(What is needed): Filter out every line below that lacks "問題ない", and copy the rest.

(Input material):

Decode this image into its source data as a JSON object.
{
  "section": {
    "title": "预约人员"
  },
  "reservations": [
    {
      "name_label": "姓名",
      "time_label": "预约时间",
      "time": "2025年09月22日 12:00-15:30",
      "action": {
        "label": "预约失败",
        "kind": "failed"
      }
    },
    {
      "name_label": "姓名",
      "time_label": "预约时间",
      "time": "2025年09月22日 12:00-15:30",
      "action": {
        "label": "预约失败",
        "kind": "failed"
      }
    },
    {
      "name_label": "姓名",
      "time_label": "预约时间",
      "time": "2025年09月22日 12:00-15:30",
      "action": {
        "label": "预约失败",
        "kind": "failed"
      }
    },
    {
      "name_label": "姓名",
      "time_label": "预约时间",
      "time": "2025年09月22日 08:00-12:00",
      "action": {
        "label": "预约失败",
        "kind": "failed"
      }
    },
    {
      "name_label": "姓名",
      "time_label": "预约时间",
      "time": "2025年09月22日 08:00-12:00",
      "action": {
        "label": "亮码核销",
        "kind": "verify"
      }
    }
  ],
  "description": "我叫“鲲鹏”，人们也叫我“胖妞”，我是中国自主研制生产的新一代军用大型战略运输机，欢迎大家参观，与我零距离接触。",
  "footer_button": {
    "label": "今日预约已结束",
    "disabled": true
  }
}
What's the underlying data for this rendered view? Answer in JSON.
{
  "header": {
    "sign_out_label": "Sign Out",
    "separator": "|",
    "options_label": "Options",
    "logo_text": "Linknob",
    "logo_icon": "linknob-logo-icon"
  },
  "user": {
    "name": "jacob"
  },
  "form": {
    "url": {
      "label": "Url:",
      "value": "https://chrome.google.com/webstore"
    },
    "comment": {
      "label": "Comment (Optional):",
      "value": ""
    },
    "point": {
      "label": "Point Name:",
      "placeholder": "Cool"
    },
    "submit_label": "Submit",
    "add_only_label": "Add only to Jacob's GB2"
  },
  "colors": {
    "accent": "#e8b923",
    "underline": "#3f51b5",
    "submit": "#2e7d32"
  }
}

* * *

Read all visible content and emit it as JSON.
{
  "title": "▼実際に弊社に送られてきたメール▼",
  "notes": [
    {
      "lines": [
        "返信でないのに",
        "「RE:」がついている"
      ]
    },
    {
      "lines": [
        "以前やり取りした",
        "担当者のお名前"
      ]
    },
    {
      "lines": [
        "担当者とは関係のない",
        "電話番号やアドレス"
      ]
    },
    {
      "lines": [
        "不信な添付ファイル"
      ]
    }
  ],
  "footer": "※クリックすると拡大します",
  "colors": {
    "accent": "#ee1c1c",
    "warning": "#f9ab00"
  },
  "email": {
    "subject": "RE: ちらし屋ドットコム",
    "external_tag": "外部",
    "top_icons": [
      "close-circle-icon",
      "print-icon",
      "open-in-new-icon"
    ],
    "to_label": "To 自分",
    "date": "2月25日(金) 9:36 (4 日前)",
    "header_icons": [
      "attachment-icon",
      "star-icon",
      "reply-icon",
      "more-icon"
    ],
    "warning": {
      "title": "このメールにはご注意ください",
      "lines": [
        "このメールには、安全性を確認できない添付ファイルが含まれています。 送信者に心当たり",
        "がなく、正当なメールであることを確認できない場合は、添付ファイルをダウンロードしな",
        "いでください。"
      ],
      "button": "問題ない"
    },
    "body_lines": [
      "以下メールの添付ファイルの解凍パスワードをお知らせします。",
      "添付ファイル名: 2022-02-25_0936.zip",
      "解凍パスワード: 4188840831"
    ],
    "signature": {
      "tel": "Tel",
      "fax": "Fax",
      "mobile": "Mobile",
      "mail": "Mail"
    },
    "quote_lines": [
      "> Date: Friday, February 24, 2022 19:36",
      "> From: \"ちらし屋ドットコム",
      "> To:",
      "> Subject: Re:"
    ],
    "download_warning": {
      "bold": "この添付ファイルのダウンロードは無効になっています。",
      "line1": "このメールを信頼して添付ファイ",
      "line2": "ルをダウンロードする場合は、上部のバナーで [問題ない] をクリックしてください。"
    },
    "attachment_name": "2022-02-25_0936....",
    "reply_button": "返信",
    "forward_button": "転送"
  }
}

(Task answer):
      "button": "問題ない"
      "line2": "ルをダウンロードする場合は、上部のバナーで [問題ない] をクリックしてください。"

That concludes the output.